(Source data)
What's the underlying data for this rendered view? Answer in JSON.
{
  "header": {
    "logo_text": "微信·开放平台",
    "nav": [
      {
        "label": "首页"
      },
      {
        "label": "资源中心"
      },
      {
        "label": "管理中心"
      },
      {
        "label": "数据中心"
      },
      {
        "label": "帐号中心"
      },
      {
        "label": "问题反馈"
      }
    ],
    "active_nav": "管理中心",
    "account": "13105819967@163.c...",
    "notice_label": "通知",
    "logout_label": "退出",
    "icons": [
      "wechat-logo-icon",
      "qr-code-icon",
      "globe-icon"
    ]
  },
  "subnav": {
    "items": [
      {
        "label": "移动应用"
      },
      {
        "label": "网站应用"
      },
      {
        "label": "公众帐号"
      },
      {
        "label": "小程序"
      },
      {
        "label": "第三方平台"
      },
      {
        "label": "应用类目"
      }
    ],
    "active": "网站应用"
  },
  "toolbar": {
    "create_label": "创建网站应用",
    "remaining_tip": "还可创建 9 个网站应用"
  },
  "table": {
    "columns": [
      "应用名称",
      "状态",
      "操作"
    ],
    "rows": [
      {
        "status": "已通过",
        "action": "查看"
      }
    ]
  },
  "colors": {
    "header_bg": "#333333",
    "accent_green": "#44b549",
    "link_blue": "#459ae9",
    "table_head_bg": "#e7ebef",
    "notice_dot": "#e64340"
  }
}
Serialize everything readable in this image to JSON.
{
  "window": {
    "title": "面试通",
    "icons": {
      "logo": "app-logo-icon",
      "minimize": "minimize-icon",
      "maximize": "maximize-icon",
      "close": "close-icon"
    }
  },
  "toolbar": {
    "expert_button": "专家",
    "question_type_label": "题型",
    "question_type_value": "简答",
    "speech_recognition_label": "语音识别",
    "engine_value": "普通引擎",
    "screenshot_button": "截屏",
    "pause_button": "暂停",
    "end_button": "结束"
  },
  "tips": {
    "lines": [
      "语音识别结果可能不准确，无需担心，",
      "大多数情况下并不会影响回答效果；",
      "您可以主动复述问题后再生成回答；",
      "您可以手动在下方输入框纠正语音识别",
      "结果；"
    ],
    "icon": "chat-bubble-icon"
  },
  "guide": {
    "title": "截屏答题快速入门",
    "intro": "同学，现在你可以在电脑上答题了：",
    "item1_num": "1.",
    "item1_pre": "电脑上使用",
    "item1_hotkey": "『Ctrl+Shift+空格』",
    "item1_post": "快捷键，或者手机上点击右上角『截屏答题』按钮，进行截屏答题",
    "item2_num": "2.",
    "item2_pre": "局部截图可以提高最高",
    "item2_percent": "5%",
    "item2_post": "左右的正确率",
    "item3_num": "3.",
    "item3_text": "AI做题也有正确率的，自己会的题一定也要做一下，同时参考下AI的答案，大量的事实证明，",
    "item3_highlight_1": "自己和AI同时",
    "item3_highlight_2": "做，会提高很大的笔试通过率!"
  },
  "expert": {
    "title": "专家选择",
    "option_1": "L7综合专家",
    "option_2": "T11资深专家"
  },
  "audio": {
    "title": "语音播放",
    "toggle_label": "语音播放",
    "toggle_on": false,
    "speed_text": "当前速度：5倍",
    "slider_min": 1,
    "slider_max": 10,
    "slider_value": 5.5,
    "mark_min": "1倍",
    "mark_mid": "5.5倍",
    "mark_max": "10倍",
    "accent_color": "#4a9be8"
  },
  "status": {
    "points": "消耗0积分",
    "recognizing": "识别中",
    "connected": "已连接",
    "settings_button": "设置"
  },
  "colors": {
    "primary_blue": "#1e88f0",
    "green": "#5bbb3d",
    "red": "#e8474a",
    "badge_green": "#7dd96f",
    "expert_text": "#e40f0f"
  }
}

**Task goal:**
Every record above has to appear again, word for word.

**Response to the exercise:**
What's the underlying data for this rendered view? Answer in JSON.
{
  "header": {
    "logo_text": "微信·开放平台",
    "nav": [
      {
        "label": "首页"
      },
      {
        "label": "资源中心"
      },
      {
        "label": "管理中心"
      },
      {
        "label": "数据中心"
      },
      {
        "label": "帐号中心"
      },
      {
        "label": "问题反馈"
      }
    ],
    "active_nav": "管理中心",
    "account": "13105819967@163.c...",
    "notice_label": "通知",
    "logout_label": "退出",
    "icons": [
      "wechat-logo-icon",
      "qr-code-icon",
      "globe-icon"
    ]
  },
  "subnav": {
    "items": [
      {
        "label": "移动应用"
      },
      {
        "label": "网站应用"
      },
      {
        "label": "公众帐号"
      },
      {
        "label": "小程序"
      },
      {
        "label": "第三方平台"
      },
      {
        "label": "应用类目"
      }
    ],
    "active": "网站应用"
  },
  "toolbar": {
    "create_label": "创建网站应用",
    "remaining_tip": "还可创建 9 个网站应用"
  },
  "table": {
    "columns": [
      "应用名称",
      "状态",
      "操作"
    ],
    "rows": [
      {
        "status": "已通过",
        "action": "查看"
      }
    ]
  },
  "colors": {
    "header_bg": "#333333",
    "accent_green": "#44b549",
    "link_blue": "#459ae9",
    "table_head_bg": "#e7ebef",
    "notice_dot": "#e64340"
  }
}
Serialize everything readable in this image to JSON.
{
  "window": {
    "title": "面试通",
    "icons": {
      "logo": "app-logo-icon",
      "minimize": "minimize-icon",
      "maximize": "maximize-icon",
      "close": "close-icon"
    }
  },
  "toolbar": {
    "expert_button": "专家",
    "question_type_label": "题型",
    "question_type_value": "简答",
    "speech_recognition_label": "语音识别",
    "engine_value": "普通引擎",
    "screenshot_button": "截屏",
    "pause_button": "暂停",
    "end_button": "结束"
  },
  "tips": {
    "lines": [
      "语音识别结果可能不准确，无需担心，",
      "大多数情况下并不会影响回答效果；",
      "您可以主动复述问题后再生成回答；",
      "您可以手动在下方输入框纠正语音识别",
      "结果；"
    ],
    "icon": "chat-bubble-icon"
  },
  "guide": {
    "title": "截屏答题快速入门",
    "intro": "同学，现在你可以在电脑上答题了：",
    "item1_num": "1.",
    "item1_pre": "电脑上使用",
    "item1_hotkey": "『Ctrl+Shift+空格』",
    "item1_post": "快捷键，或者手机上点击右上角『截屏答题』按钮，进行截屏答题",
    "item2_num": "2.",
    "item2_pre": "局部截图可以提高最高",
    "item2_percent": "5%",
    "item2_post": "左右的正确率",
    "item3_num": "3.",
    "item3_text": "AI做题也有正确率的，自己会的题一定也要做一下，同时参考下AI的答案，大量的事实证明，",
    "item3_highlight_1": "自己和AI同时",
    "item3_highlight_2": "做，会提高很大的笔试通过率!"
  },
  "expert": {
    "title": "专家选择",
    "option_1": "L7综合专家",
    "option_2": "T11资深专家"
  },
  "audio": {
    "title": "语音播放",
    "toggle_label": "语音播放",
    "toggle_on": false,
    "speed_text": "当前速度：5倍",
    "slider_min": 1,
    "slider_max": 10,
    "slider_value": 5.5,
    "mark_min": "1倍",
    "mark_mid": "5.5倍",
    "mark_max": "10倍",
    "accent_color": "#4a9be8"
  },
  "status": {
    "points": "消耗0积分",
    "recognizing": "识别中",
    "connected": "已连接",
    "settings_button": "设置"
  },
  "colors": {
    "primary_blue": "#1e88f0",
    "green": "#5bbb3d",
    "red": "#e8474a",
    "badge_green": "#7dd96f",
    "expert_text": "#e40f0f"
  }
}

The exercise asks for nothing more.